### To do
Each record below should appear again exactly as written.

Available data section start

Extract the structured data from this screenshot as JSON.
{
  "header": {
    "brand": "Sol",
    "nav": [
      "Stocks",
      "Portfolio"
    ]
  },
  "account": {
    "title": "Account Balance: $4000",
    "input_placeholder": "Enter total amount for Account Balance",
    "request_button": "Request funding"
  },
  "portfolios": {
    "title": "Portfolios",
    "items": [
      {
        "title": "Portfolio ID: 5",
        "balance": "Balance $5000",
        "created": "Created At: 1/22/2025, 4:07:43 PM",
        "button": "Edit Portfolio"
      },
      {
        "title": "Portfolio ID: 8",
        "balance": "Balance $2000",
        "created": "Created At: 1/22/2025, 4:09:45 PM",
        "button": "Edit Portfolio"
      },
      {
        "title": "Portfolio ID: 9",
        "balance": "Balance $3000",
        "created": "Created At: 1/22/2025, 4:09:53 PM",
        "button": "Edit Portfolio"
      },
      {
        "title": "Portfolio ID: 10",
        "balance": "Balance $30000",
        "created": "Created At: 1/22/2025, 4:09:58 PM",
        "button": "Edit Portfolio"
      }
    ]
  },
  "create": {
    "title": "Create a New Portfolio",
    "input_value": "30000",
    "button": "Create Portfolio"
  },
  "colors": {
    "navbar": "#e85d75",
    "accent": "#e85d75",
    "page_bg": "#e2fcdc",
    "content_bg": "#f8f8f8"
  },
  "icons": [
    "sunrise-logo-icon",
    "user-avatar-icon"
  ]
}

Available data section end

### Answer section
Extract the structured data from this screenshot as JSON.
{
  "header": {
    "brand": "Sol",
    "nav": [
      "Stocks",
      "Portfolio"
    ]
  },
  "account": {
    "title": "Account Balance: $4000",
    "input_placeholder": "Enter total amount for Account Balance",
    "request_button": "Request funding"
  },
  "portfolios": {
    "title": "Portfolios",
    "items": [
      {
        "title": "Portfolio ID: 5",
        "balance": "Balance $5000",
        "created": "Created At: 1/22/2025, 4:07:43 PM",
        "button": "Edit Portfolio"
      },
      {
        "title": "Portfolio ID: 8",
        "balance": "Balance $2000",
        "created": "Created At: 1/22/2025, 4:09:45 PM",
        "button": "Edit Portfolio"
      },
      {
        "title": "Portfolio ID: 9",
        "balance": "Balance $3000",
        "created": "Created At: 1/22/2025, 4:09:53 PM",
        "button": "Edit Portfolio"
      },
      {
        "title": "Portfolio ID: 10",
        "balance": "Balance $30000",
        "created": "Created At: 1/22/2025, 4:09:58 PM",
        "button": "Edit Portfolio"
      }
    ]
  },
  "create": {
    "title": "Create a New Portfolio",
    "input_value": "30000",
    "button": "Create Portfolio"
  },
  "colors": {
    "navbar": "#e85d75",
    "accent": "#e85d75",
    "page_bg": "#e2fcdc",
    "content_bg": "#f8f8f8"
  },
  "icons": [
    "sunrise-logo-icon",
    "user-avatar-icon"
  ]
}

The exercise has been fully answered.